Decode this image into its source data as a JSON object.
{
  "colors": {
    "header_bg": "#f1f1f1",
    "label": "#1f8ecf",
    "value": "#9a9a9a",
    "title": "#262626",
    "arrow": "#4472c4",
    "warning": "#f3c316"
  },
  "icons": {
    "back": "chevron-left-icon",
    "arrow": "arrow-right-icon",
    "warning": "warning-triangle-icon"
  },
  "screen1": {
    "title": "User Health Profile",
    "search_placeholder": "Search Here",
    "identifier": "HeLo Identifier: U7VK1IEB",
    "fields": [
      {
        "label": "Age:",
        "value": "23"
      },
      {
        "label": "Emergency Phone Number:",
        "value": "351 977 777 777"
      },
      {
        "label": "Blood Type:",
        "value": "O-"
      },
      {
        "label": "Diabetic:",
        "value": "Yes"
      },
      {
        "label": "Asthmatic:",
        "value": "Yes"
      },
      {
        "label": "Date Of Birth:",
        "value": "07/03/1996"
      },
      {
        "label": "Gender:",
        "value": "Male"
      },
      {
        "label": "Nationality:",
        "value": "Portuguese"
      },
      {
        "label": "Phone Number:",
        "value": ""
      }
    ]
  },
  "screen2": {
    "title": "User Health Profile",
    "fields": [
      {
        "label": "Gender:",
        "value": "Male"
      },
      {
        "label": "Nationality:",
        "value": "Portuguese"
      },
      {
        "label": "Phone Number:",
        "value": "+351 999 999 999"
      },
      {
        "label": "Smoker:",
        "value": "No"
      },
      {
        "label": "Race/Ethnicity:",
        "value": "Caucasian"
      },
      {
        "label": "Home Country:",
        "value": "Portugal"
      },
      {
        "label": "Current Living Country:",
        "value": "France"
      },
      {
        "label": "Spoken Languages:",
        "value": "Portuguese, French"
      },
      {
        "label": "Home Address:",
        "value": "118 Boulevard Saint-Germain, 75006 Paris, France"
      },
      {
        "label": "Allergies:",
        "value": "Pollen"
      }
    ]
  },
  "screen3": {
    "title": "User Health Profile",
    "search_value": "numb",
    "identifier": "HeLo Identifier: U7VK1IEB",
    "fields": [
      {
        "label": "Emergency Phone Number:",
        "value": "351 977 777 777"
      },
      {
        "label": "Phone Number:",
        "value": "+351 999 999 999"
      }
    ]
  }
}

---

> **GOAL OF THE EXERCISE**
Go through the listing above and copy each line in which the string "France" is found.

> **SOLVED PROBLEM**
        "value": "France"
        "value": "118 Boulevard Saint-Germain, 75006 Paris, France"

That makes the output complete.